Robin Wright didn’t plan to star in her feature directorial debut, “Land,” about a woman who moves to a remote cabin after suffering a great tragedy. “We got financed, and we had this slim window in which we had to cast it and get up on that mountain and start prepping because we had to get four seasons in 29 days. … The producers were like, ‘We don’t have a choice to wait to see if we get a response. Robin, I think you’re gonna have to just be in it.’” Demián Bichir, who co-stars as a stranger who befriends her character, says the drama helped him heal from a “very heavy personal journey.” “Just being up there in those beautiful mountains — oh my God. Nature has that power,” Bichir says. Listen to my interviews with Wright and Bichir on this week’s “Just for Variety” podcast.
A third season of “Bonding” hasn’t been greenlit yet, but Brendan Scannell, who stars in Netflix’s BDSM dark comedy as Peter, tells me he’d like Meryl Streep to guest star. “Bonding” creator Rightor Doyle is “very good friends with [Streep’s daughter] Mamie Gummer,” Scannell says, “so let’s get Mamie and let’s get Meryl. Why not?”

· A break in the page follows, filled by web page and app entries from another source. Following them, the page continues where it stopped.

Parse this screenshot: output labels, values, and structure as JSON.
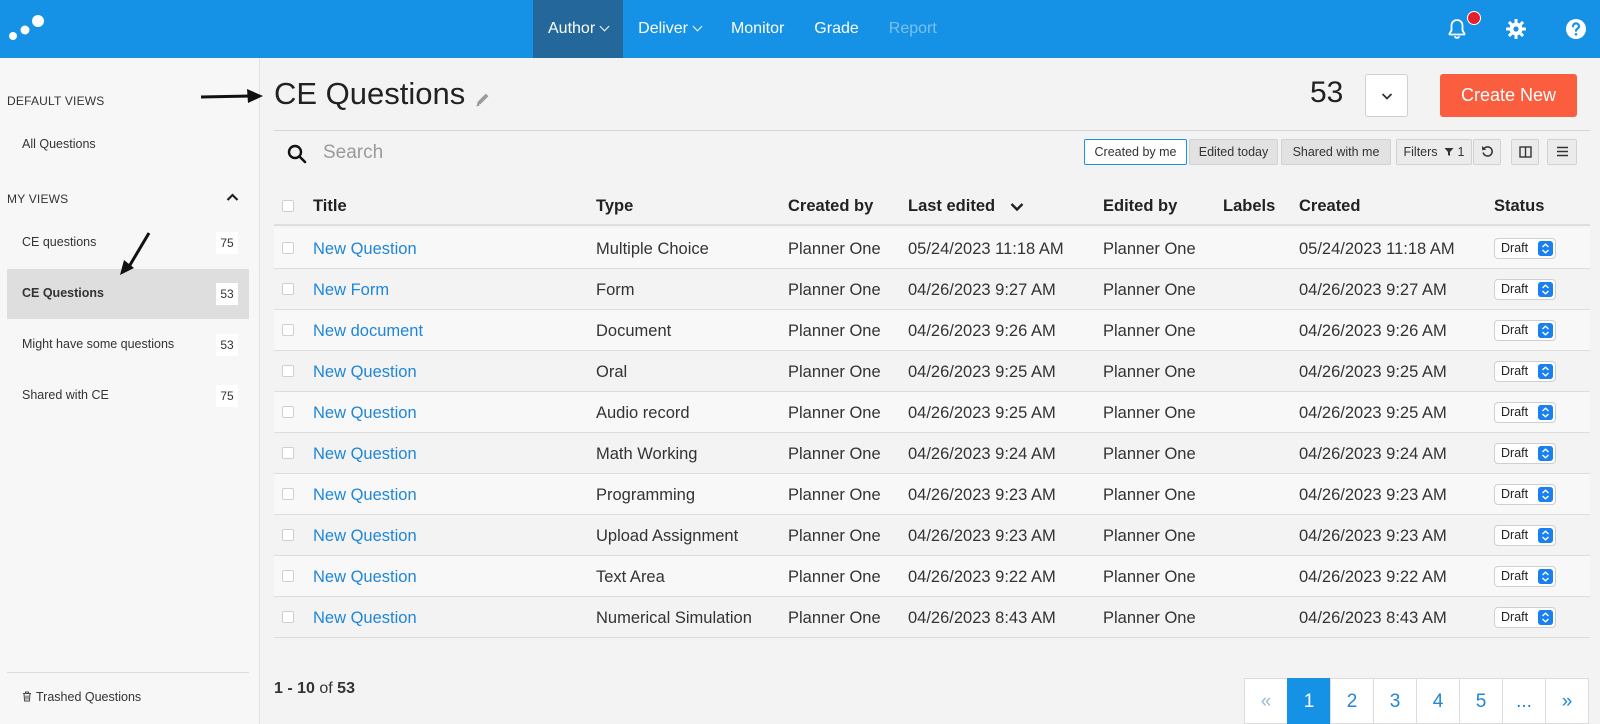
{
  "nav": {
    "items": [
      {
        "label": "Author",
        "has_caret": true,
        "active": true,
        "disabled": false
      },
      {
        "label": "Deliver",
        "has_caret": true,
        "active": false,
        "disabled": false
      },
      {
        "label": "Monitor",
        "has_caret": false,
        "active": false,
        "disabled": false
      },
      {
        "label": "Grade",
        "has_caret": false,
        "active": false,
        "disabled": false
      },
      {
        "label": "Report",
        "has_caret": false,
        "active": false,
        "disabled": true
      }
    ],
    "icons": [
      "bell-icon",
      "gear-icon",
      "help-icon"
    ],
    "notification": true
  },
  "sidebar": {
    "default_heading": "DEFAULT VIEWS",
    "default_items": [
      {
        "label": "All Questions"
      }
    ],
    "my_heading": "MY VIEWS",
    "my_items": [
      {
        "label": "CE questions",
        "count": "75",
        "selected": false
      },
      {
        "label": "CE Questions",
        "count": "53",
        "selected": true
      },
      {
        "label": "Might have some questions",
        "count": "53",
        "selected": false
      },
      {
        "label": "Shared with CE",
        "count": "75",
        "selected": false
      }
    ],
    "trash_label": "Trashed Questions"
  },
  "header": {
    "title": "CE Questions",
    "total": "53",
    "create_label": "Create New"
  },
  "toolbar": {
    "search_placeholder": "Search",
    "chips": [
      {
        "label": "Created by me",
        "selected": true
      },
      {
        "label": "Edited today",
        "selected": false
      },
      {
        "label": "Shared with me",
        "selected": false
      }
    ],
    "filters_label": "Filters",
    "filters_count": "1"
  },
  "table": {
    "columns": [
      "Title",
      "Type",
      "Created by",
      "Last edited",
      "Edited by",
      "Labels",
      "Created",
      "Status"
    ],
    "sort_column": "Last edited",
    "rows": [
      {
        "title": "New Question",
        "type": "Multiple Choice",
        "created_by": "Planner One",
        "last_edited": "05/24/2023 11:18 AM",
        "edited_by": "Planner One",
        "labels": "",
        "created": "05/24/2023 11:18 AM",
        "status": "Draft"
      },
      {
        "title": "New Form",
        "type": "Form",
        "created_by": "Planner One",
        "last_edited": "04/26/2023 9:27 AM",
        "edited_by": "Planner One",
        "labels": "",
        "created": "04/26/2023 9:27 AM",
        "status": "Draft"
      },
      {
        "title": "New document",
        "type": "Document",
        "created_by": "Planner One",
        "last_edited": "04/26/2023 9:26 AM",
        "edited_by": "Planner One",
        "labels": "",
        "created": "04/26/2023 9:26 AM",
        "status": "Draft"
      },
      {
        "title": "New Question",
        "type": "Oral",
        "created_by": "Planner One",
        "last_edited": "04/26/2023 9:25 AM",
        "edited_by": "Planner One",
        "labels": "",
        "created": "04/26/2023 9:25 AM",
        "status": "Draft"
      },
      {
        "title": "New Question",
        "type": "Audio record",
        "created_by": "Planner One",
        "last_edited": "04/26/2023 9:25 AM",
        "edited_by": "Planner One",
        "labels": "",
        "created": "04/26/2023 9:25 AM",
        "status": "Draft"
      },
      {
        "title": "New Question",
        "type": "Math Working",
        "created_by": "Planner One",
        "last_edited": "04/26/2023 9:24 AM",
        "edited_by": "Planner One",
        "labels": "",
        "created": "04/26/2023 9:24 AM",
        "status": "Draft"
      },
      {
        "title": "New Question",
        "type": "Programming",
        "created_by": "Planner One",
        "last_edited": "04/26/2023 9:23 AM",
        "edited_by": "Planner One",
        "labels": "",
        "created": "04/26/2023 9:23 AM",
        "status": "Draft"
      },
      {
        "title": "New Question",
        "type": "Upload Assignment",
        "created_by": "Planner One",
        "last_edited": "04/26/2023 9:23 AM",
        "edited_by": "Planner One",
        "labels": "",
        "created": "04/26/2023 9:23 AM",
        "status": "Draft"
      },
      {
        "title": "New Question",
        "type": "Text Area",
        "created_by": "Planner One",
        "last_edited": "04/26/2023 9:22 AM",
        "edited_by": "Planner One",
        "labels": "",
        "created": "04/26/2023 9:22 AM",
        "status": "Draft"
      },
      {
        "title": "New Question",
        "type": "Numerical Simulation",
        "created_by": "Planner One",
        "last_edited": "04/26/2023 8:43 AM",
        "edited_by": "Planner One",
        "labels": "",
        "created": "04/26/2023 8:43 AM",
        "status": "Draft"
      }
    ]
  },
  "footer": {
    "range_start": "1",
    "range_end": "10",
    "range_of": "of",
    "range_total": "53",
    "pages": [
      "«",
      "1",
      "2",
      "3",
      "4",
      "5",
      "...",
      "»"
    ],
    "current_page": "1"
  },
  "colors": {
    "topbar": "#1592e6",
    "nav_active": "#24679b",
    "create_button": "#fb5d3f",
    "link": "#1f86d8"
  }
}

The series, which revolves around dominatrix-in-training Tiff (Zoe Levin), also looks at her assistant and best friend Peter’s struggle to make it as a stand-up comedian. “My survival job was always being an assistant to actors,” says Scannell, 30, who starred in 2018 television adaptation of “Heathers” (it was cancelled before its premiere due to concern after the Sante Fe High School shooting). “So I worked for a bunch of different actors. I was working for Kate Beckinsale when I booked [the television adaptation of] ‘Heathers’ and so my last day job was like driving Kate around Brentwood basically.” His work with Beckinsale carried over to “Bonding” after watching her slide into her leather suits for the “Underworld” franchise. “I learned that in order to get into those bodysuits, they do require a lot of lube. So that’s what I learned shooting ‘Bonding’ is how cold lube is when it’s covering your body. And then you’re like encased in leather. You are literally like covered in K-Y Jelly.”
Fan attention has been interesting, to say the least. “I’ve gotten some interesting feet pics in my DMs,” Scannell says. “There are some really beautiful feet and not so beautiful feet from around the world. I do see them, so if anyone’s reading this, keep firing away. If I don’t respond it doesn’t mean you’re not heard.”